“Alas,” cried lady Kriemhild, “why will my brother and Hagen not let their shields be placed in safety? Someone must have warned them! If I knew who it was he would surely die!”
“It was I that warned the illustrious kings of Burgundy and their vassal, fearless Hagen,” replied King Dietrich angrily. “Now come on, you she-devil, you must not let me go unpunished!”
And now indeed the bright morning sent its rays into the hall to light the guests, while Hagen roused the knights everywhere, asking whether they wished to go to mass in the cathedral, for there was a great pealing of bells in keeping with the Christian rite. But Christians and heathen sang mass differently, as was very evident — they were at variance in this. Gunther’s men did wish to go to church and they had immediately risen from their beds and were lacing themselves into clothes of such quality that no knights ever brought better into any realm.
Leaving Bloedelin resolved on battle, the Queen went to table with King Etzel and his men. She had laid a deadly plot against their guests.
Kriemhild’s old grief was embedded deep in her heart. Since there was no beginning the fighting in any other way, she had Etzel’s son carried to the board. (How could a woman ever do a more dreadful thing in pursuance of her
revenge?) Four of Etzel’s followers went immediately and returned bearing the young Prince Ortlieb to the King’s table, where Hagen, too, was seated, owing to whose murderous hate the boy must needs soon die.
The noble Margrave stood there in despair. “Alas,” cried that most faithful knight from the depths of his anguish, “that I have lived to know this, Godforsaken man that I am! I must sacrifice all the esteem, the integrity, and breeding that by the grace of God were mine! Ah, God in Heaven, that death does not avert this from me! Whichever course I leave in order to follow the other, I shall have acted basely and infamously - and if I refrain from both, they will all upbraid me! May He that summoned me to life afford me counsel!”

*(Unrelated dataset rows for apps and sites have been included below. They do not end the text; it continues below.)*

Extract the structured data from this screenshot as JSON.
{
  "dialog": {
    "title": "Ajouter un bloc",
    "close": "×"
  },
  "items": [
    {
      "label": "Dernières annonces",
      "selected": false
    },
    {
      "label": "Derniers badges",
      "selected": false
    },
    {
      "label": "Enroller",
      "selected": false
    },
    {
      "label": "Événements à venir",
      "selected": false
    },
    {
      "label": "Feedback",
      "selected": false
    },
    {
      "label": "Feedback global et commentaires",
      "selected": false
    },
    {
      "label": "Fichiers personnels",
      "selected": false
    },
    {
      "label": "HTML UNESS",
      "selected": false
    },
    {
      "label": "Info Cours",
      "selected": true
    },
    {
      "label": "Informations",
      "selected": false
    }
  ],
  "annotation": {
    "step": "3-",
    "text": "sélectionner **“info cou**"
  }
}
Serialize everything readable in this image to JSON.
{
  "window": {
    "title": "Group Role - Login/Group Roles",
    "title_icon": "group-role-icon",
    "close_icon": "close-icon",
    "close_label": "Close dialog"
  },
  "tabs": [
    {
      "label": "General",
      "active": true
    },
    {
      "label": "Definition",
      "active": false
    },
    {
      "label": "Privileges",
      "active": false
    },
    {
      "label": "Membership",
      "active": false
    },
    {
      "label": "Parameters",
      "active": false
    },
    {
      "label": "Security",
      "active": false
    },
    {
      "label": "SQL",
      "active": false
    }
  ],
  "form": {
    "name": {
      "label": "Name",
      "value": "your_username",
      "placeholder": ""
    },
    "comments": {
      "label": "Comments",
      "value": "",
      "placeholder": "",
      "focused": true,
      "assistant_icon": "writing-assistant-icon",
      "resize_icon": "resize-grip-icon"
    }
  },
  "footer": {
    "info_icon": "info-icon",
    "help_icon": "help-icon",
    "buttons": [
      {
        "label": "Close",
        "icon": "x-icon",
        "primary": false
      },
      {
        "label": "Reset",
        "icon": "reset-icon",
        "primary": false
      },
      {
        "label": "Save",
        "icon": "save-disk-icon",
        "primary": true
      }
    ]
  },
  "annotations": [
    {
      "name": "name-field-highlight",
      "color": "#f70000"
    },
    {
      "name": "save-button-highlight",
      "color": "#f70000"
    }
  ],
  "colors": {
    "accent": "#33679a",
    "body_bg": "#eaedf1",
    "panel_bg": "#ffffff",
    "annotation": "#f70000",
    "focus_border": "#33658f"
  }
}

“You have repaid me in base coin,” she said, “but Siegfried’s sword I shall have and hold! My fair lover was wearing it when last I saw him, through whom I suffered mortal sorrow at your hands.” She drew it from its sheath -he was powerless to prevent it - and bent her thoughts to robbing him of life. She raised it in both hands - and struck off his head! King Etzel saw this, and great was the grief it gave him.